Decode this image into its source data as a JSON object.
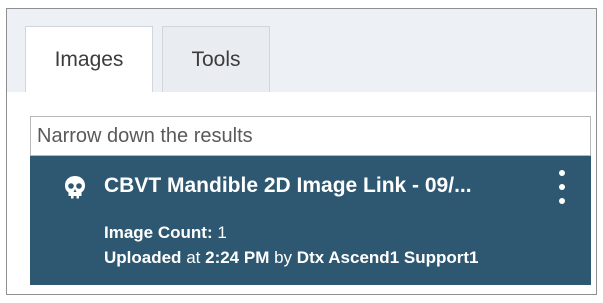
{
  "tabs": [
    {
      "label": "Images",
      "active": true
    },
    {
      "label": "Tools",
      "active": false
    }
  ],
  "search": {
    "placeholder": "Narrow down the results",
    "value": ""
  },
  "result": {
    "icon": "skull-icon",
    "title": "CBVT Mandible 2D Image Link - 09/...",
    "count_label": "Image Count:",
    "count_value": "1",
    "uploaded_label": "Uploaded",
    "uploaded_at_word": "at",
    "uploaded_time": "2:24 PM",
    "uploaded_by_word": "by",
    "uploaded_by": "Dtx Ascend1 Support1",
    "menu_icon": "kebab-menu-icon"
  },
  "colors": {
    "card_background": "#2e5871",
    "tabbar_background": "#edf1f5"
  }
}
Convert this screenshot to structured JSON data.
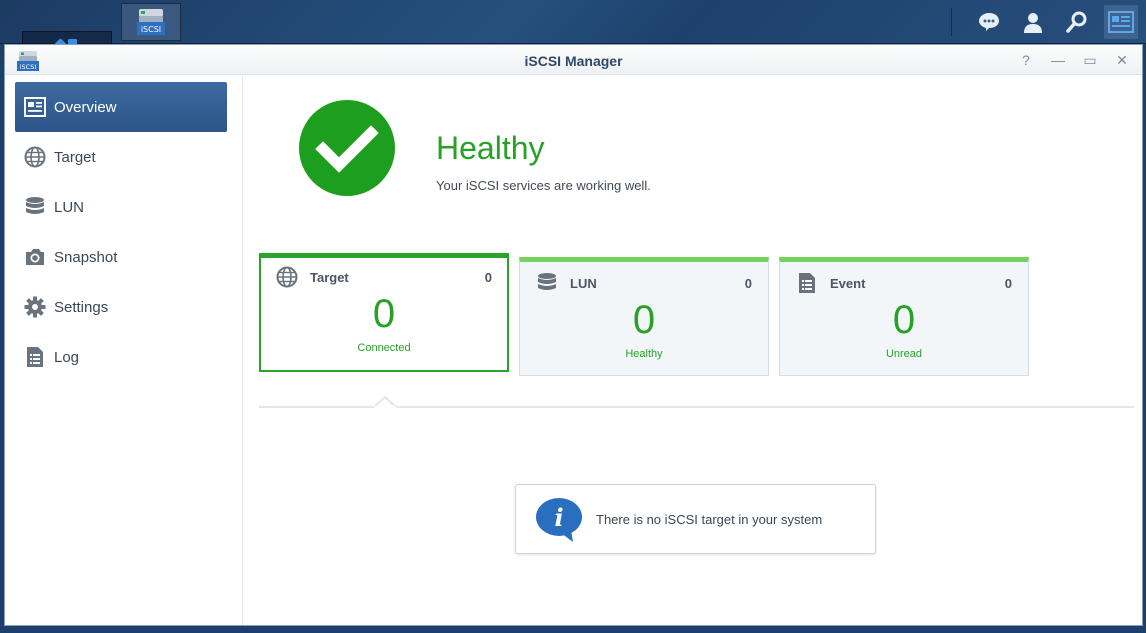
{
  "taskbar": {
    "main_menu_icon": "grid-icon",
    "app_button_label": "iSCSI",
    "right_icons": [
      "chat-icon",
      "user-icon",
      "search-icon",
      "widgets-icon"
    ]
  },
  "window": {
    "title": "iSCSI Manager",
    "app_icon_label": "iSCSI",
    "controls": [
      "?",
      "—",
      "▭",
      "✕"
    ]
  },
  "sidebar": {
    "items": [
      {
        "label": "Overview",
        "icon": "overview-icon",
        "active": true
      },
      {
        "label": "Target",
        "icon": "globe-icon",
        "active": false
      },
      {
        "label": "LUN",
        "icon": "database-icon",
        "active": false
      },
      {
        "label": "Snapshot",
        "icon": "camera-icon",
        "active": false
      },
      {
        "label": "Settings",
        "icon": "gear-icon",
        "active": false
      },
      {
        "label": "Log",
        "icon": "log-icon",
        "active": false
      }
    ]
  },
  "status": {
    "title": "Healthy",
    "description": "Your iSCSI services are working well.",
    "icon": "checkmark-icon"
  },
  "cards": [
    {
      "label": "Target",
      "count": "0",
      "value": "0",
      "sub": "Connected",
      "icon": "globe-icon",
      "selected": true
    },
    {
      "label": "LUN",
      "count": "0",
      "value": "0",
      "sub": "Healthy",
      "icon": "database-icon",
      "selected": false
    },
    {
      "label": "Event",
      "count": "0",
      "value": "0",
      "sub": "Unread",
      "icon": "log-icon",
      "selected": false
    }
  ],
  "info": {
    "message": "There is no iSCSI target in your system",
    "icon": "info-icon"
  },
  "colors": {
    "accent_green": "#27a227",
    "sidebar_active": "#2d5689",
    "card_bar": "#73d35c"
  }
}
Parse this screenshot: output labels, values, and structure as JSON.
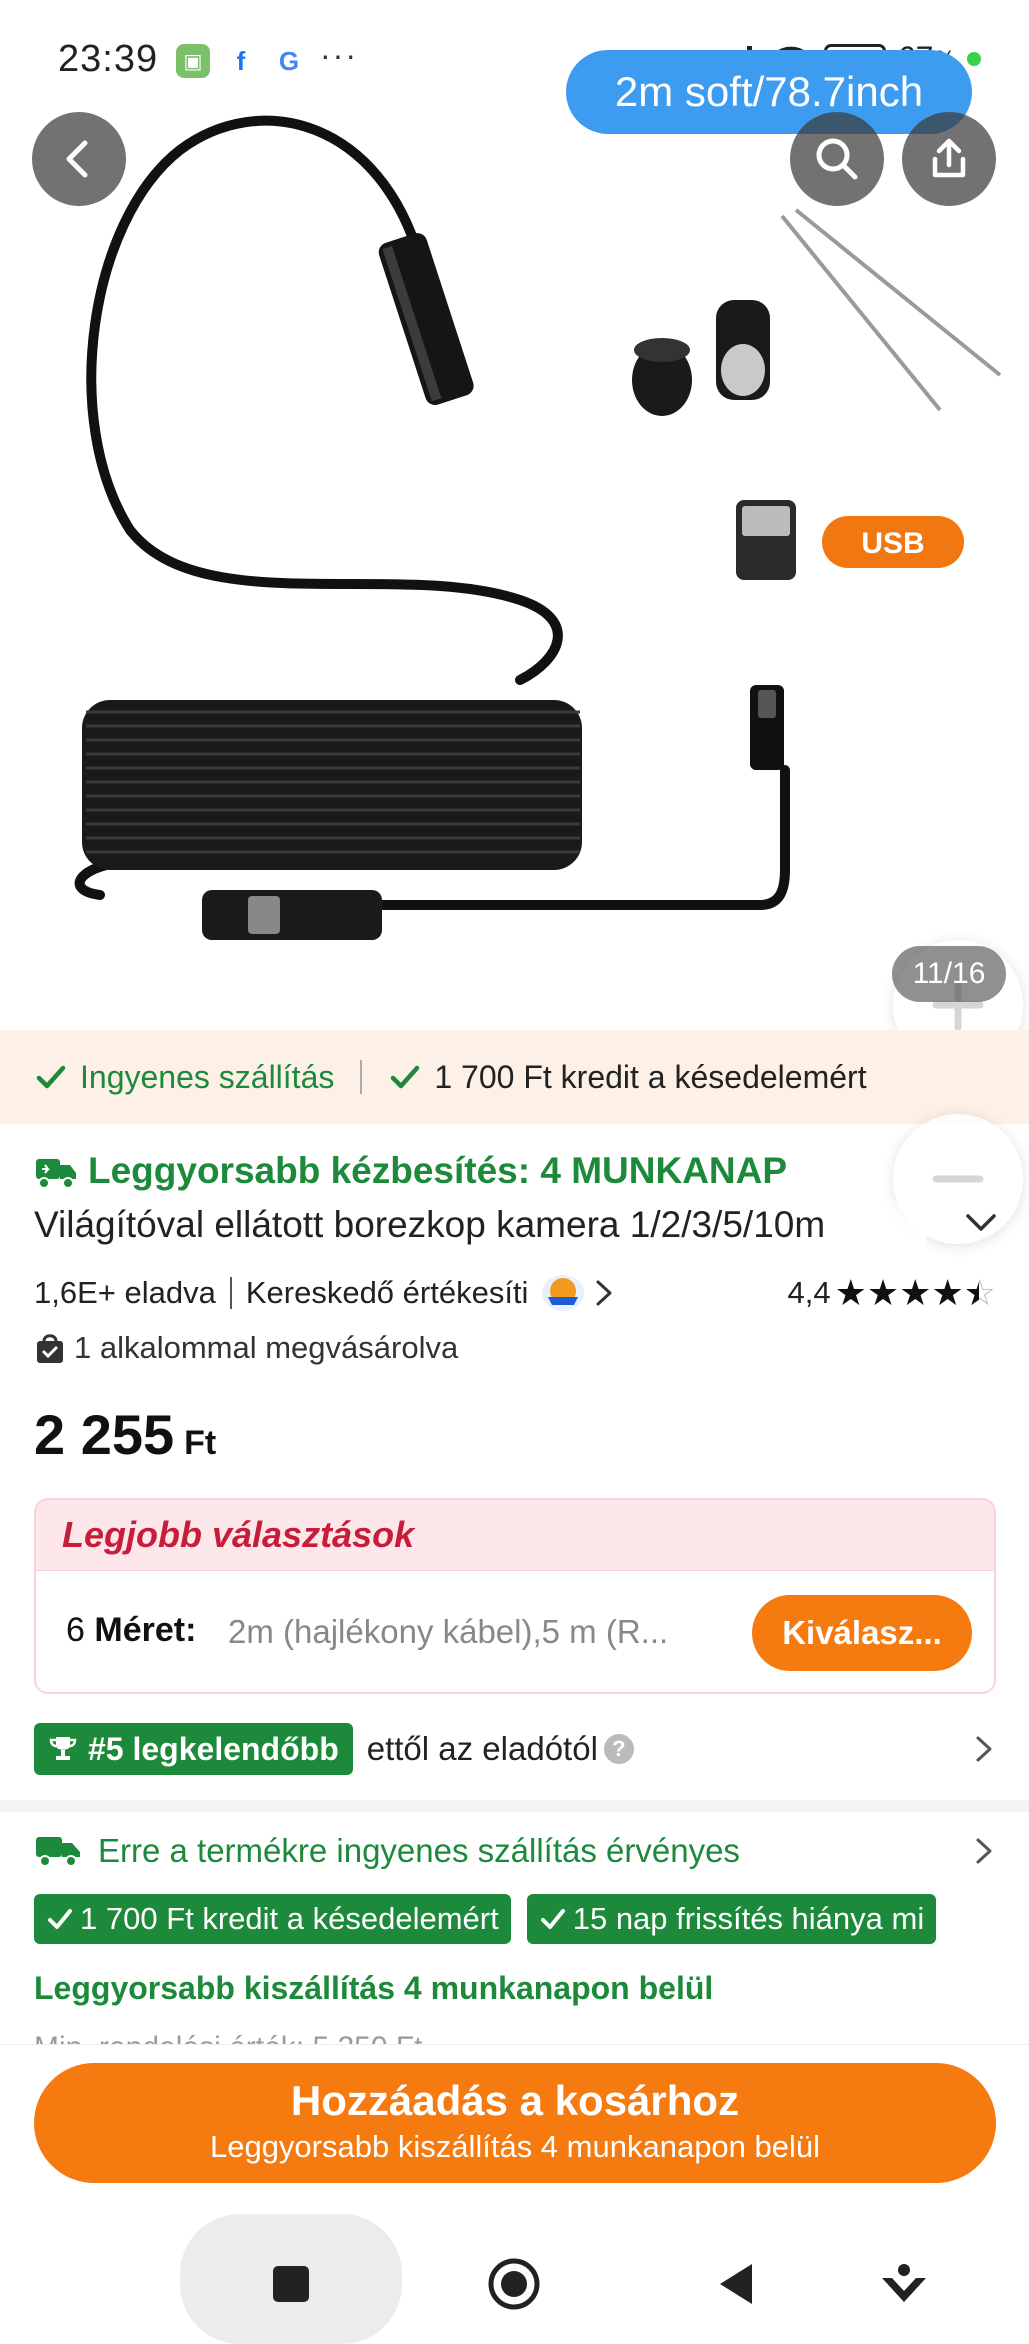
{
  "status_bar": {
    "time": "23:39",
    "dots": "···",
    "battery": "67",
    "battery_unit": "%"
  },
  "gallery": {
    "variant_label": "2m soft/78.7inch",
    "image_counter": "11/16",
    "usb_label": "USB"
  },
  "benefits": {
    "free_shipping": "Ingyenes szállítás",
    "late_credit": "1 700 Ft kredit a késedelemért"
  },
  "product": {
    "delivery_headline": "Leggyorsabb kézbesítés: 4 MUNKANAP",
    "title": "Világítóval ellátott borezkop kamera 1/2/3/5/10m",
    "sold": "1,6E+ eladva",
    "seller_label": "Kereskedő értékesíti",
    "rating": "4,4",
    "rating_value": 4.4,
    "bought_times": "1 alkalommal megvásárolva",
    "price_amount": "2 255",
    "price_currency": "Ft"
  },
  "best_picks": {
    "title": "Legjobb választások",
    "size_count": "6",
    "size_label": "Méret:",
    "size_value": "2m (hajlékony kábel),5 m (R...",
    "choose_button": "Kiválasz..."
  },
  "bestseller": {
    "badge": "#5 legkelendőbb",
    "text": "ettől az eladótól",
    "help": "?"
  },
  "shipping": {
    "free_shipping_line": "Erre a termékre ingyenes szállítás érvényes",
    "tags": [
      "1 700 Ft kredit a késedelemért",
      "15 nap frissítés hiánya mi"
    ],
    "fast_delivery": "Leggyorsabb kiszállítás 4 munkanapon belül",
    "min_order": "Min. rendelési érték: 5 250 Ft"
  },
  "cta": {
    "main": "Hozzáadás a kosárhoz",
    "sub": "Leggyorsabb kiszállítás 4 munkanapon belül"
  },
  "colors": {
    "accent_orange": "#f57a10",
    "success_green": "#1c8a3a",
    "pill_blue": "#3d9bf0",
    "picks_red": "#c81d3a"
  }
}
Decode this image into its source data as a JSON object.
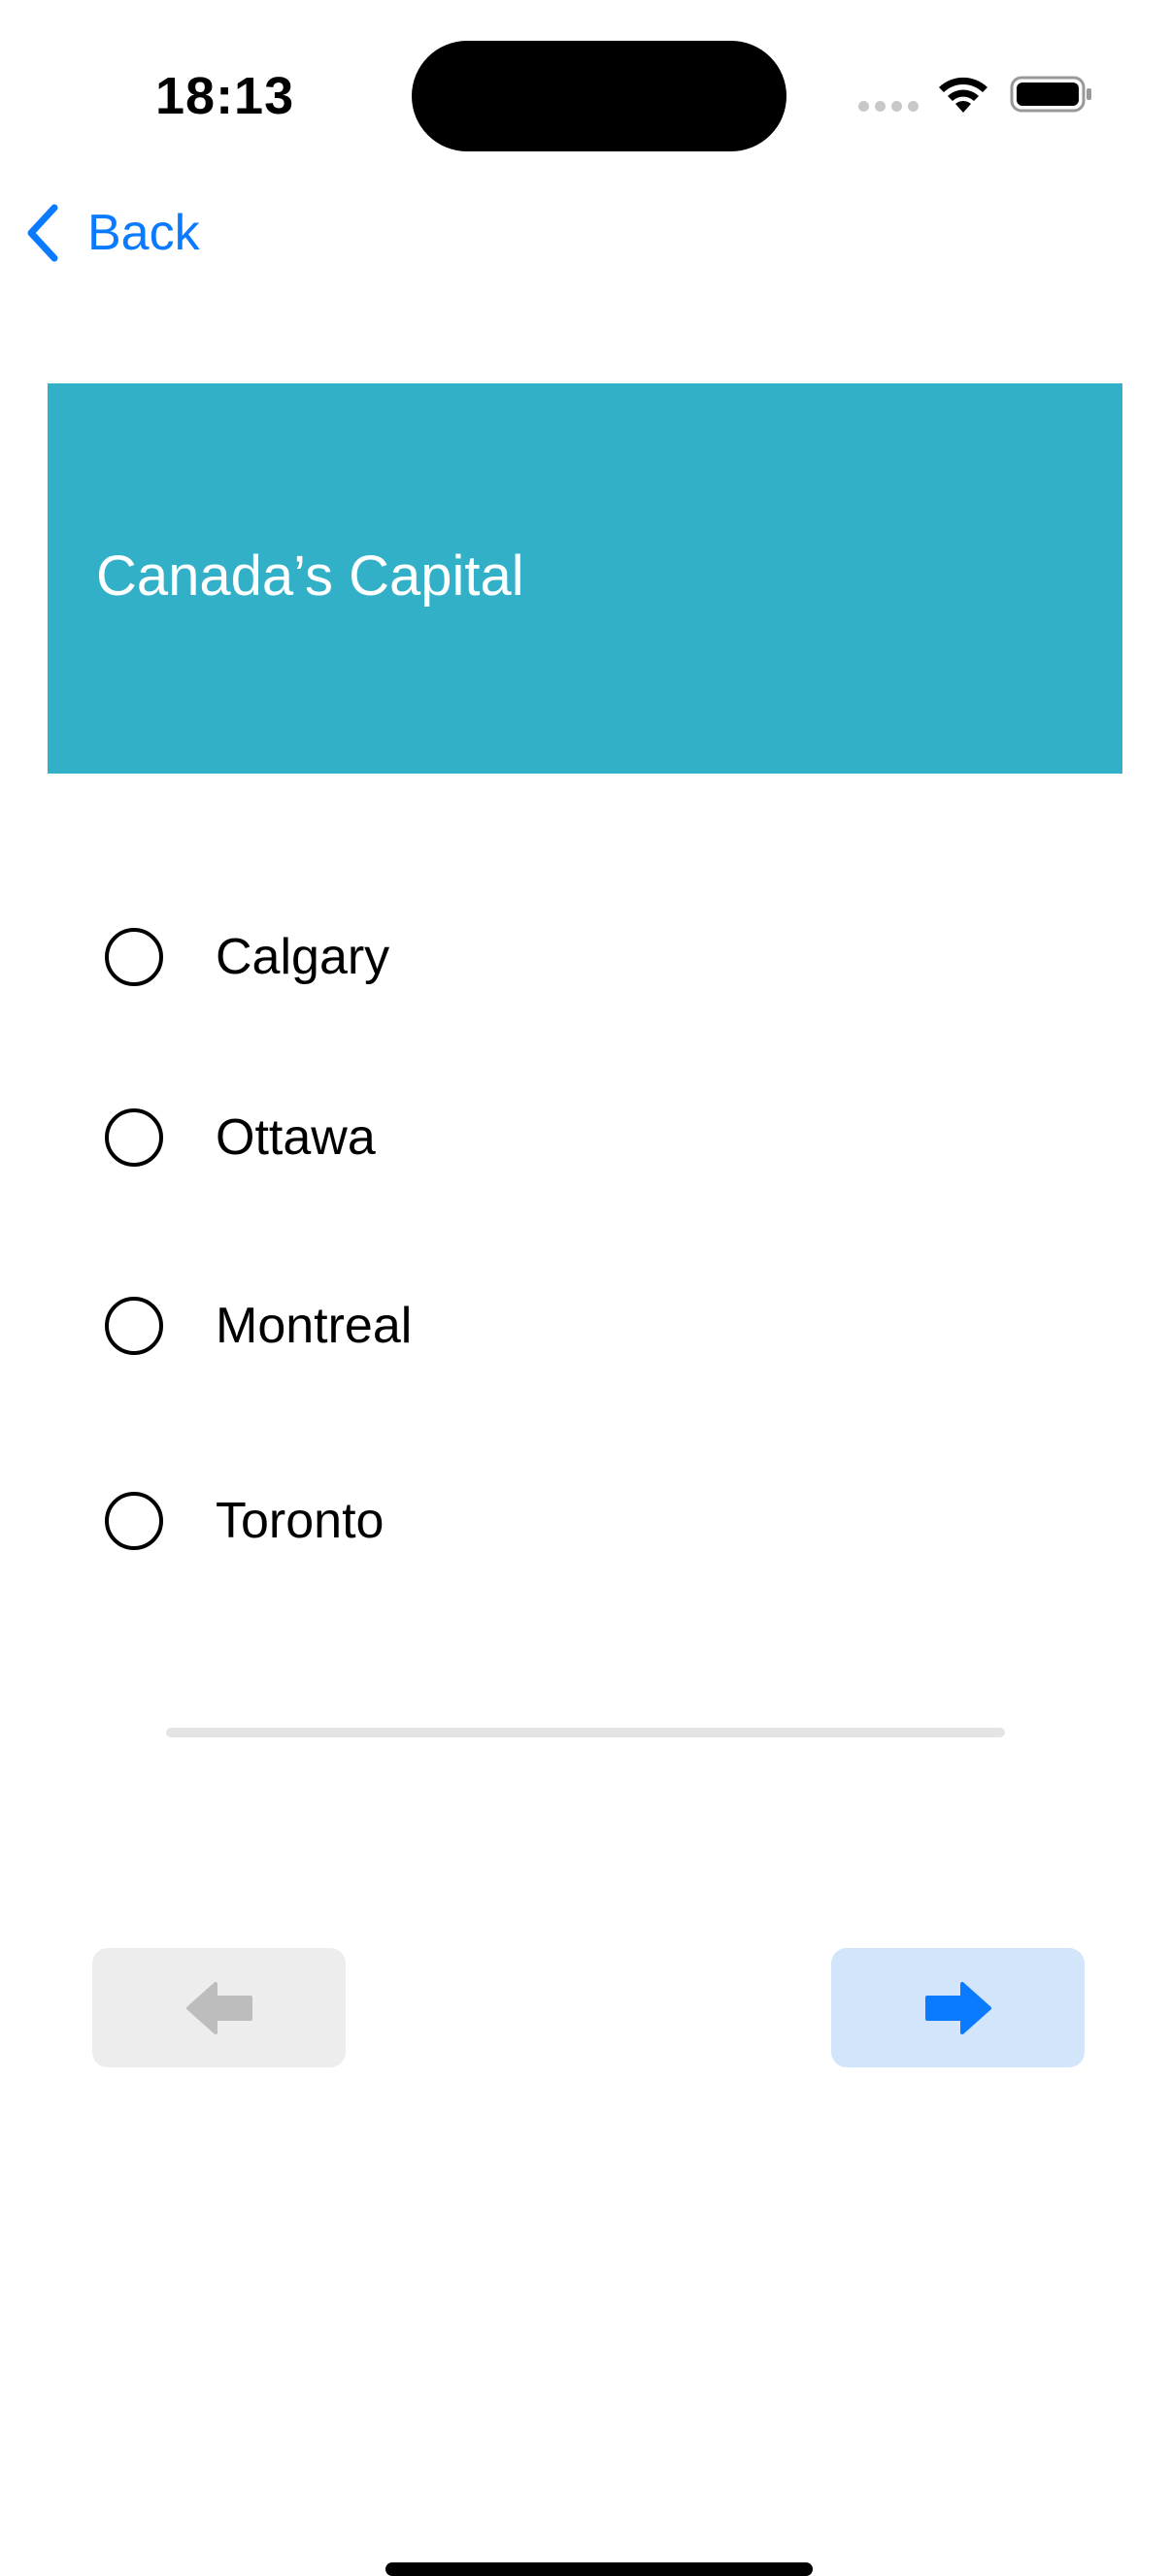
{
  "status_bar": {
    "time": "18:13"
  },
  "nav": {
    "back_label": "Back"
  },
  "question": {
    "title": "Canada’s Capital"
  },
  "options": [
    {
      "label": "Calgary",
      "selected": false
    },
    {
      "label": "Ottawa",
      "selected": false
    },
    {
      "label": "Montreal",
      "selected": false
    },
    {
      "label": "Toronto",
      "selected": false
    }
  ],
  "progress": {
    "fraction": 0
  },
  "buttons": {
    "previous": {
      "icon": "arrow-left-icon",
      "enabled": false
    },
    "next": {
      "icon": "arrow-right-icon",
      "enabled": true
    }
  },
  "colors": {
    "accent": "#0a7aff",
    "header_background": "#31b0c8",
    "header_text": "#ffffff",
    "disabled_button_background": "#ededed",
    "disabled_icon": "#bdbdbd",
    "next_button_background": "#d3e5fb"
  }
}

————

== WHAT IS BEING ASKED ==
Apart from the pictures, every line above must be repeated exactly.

== YOUR RESPONSE ==
Decode this image into its source data as a JSON object.
{
  "tabs": [
    {
      "label": "Images",
      "active": true
    },
    {
      "label": "Tools",
      "active": false
    }
  ],
  "search": {
    "placeholder": "Narrow down the results",
    "value": ""
  },
  "result": {
    "icon": "skull-icon",
    "title": "CBVT Mandible 2D Image Link - 09/...",
    "count_label": "Image Count:",
    "count_value": "1",
    "uploaded_label": "Uploaded",
    "uploaded_at_word": "at",
    "uploaded_time": "2:24 PM",
    "uploaded_by_word": "by",
    "uploaded_by": "Dtx Ascend1 Support1",
    "menu_icon": "kebab-menu-icon"
  },
  "colors": {
    "card_background": "#2e5871",
    "tabbar_background": "#edf1f5"
  }
}
Convert this screenshot to structured JSON data.
{
  "taskbar": {
    "main_menu_icon": "grid-icon",
    "app_button_label": "iSCSI",
    "right_icons": [
      "chat-icon",
      "user-icon",
      "search-icon",
      "widgets-icon"
    ]
  },
  "window": {
    "title": "iSCSI Manager",
    "app_icon_label": "iSCSI",
    "controls": [
      "?",
      "—",
      "▭",
      "✕"
    ]
  },
  "sidebar": {
    "items": [
      {
        "label": "Overview",
        "icon": "overview-icon",
        "active": true
      },
      {
        "label": "Target",
        "icon": "globe-icon",
        "active": false
      },
      {
        "label": "LUN",
        "icon": "database-icon",
        "active": false
      },
      {
        "label": "Snapshot",
        "icon": "camera-icon",
        "active": false
      },
      {
        "label": "Settings",
        "icon": "gear-icon",
        "active": false
      },
      {
        "label": "Log",
        "icon": "log-icon",
        "active": false
      }
    ]
  },
  "status": {
    "title": "Healthy",
    "description": "Your iSCSI services are working well.",
    "icon": "checkmark-icon"
  },
  "cards": [
    {
      "label": "Target",
      "count": "0",
      "value": "0",
      "sub": "Connected",
      "icon": "globe-icon",
      "selected": true
    },
    {
      "label": "LUN",
      "count": "0",
      "value": "0",
      "sub": "Healthy",
      "icon": "database-icon",
      "selected": false
    },
    {
      "label": "Event",
      "count": "0",
      "value": "0",
      "sub": "Unread",
      "icon": "log-icon",
      "selected": false
    }
  ],
  "info": {
    "message": "There is no iSCSI target in your system",
    "icon": "info-icon"
  },
  "colors": {
    "accent_green": "#27a227",
    "sidebar_active": "#2d5689",
    "card_bar": "#73d35c"
  }
}
Parse this screenshot: output labels, values, and structure as JSON.
{
  "status_bar": {
    "time": "23:39",
    "dots": "···",
    "battery": "67",
    "battery_unit": "%"
  },
  "gallery": {
    "variant_label": "2m soft/78.7inch",
    "image_counter": "11/16",
    "usb_label": "USB"
  },
  "benefits": {
    "free_shipping": "Ingyenes szállítás",
    "late_credit": "1 700 Ft kredit a késedelemért"
  },
  "product": {
    "delivery_headline": "Leggyorsabb kézbesítés: 4 MUNKANAP",
    "title": "Világítóval ellátott borezkop kamera 1/2/3/5/10m",
    "sold": "1,6E+ eladva",
    "seller_label": "Kereskedő értékesíti",
    "rating": "4,4",
    "rating_value": 4.4,
    "bought_times": "1 alkalommal megvásárolva",
    "price_amount": "2 255",
    "price_currency": "Ft"
  },
  "best_picks": {
    "title": "Legjobb választások",
    "size_count": "6",
    "size_label": "Méret:",
    "size_value": "2m (hajlékony kábel),5 m (R...",
    "choose_button": "Kiválasz..."
  },
  "bestseller": {
    "badge": "#5 legkelendőbb",
    "text": "ettől az eladótól",
    "help": "?"
  },
  "shipping": {
    "free_shipping_line": "Erre a termékre ingyenes szállítás érvényes",
    "tags": [
      "1 700 Ft kredit a késedelemért",
      "15 nap frissítés hiánya mi"
    ],
    "fast_delivery": "Leggyorsabb kiszállítás 4 munkanapon belül",
    "min_order": "Min. rendelési érték: 5 250 Ft"
  },
  "cta": {
    "main": "Hozzáadás a kosárhoz",
    "sub": "Leggyorsabb kiszállítás 4 munkanapon belül"
  },
  "colors": {
    "accent_orange": "#f57a10",
    "success_green": "#1c8a3a",
    "pill_blue": "#3d9bf0",
    "picks_red": "#c81d3a"
  }
}
Decode this image into its source data as a JSON object.
{
  "status_bar": {
    "time": "18:13"
  },
  "nav": {
    "back_label": "Back"
  },
  "question": {
    "title": "Canada’s Capital"
  },
  "options": [
    {
      "label": "Calgary",
      "selected": false
    },
    {
      "label": "Ottawa",
      "selected": false
    },
    {
      "label": "Montreal",
      "selected": false
    },
    {
      "label": "Toronto",
      "selected": false
    }
  ],
  "progress": {
    "fraction": 0
  },
  "buttons": {
    "previous": {
      "icon": "arrow-left-icon",
      "enabled": false
    },
    "next": {
      "icon": "arrow-right-icon",
      "enabled": true
    }
  },
  "colors": {
    "accent": "#0a7aff",
    "header_background": "#31b0c8",
    "header_text": "#ffffff",
    "disabled_button_background": "#ededed",
    "disabled_icon": "#bdbdbd",
    "next_button_background": "#d3e5fb"
  }
}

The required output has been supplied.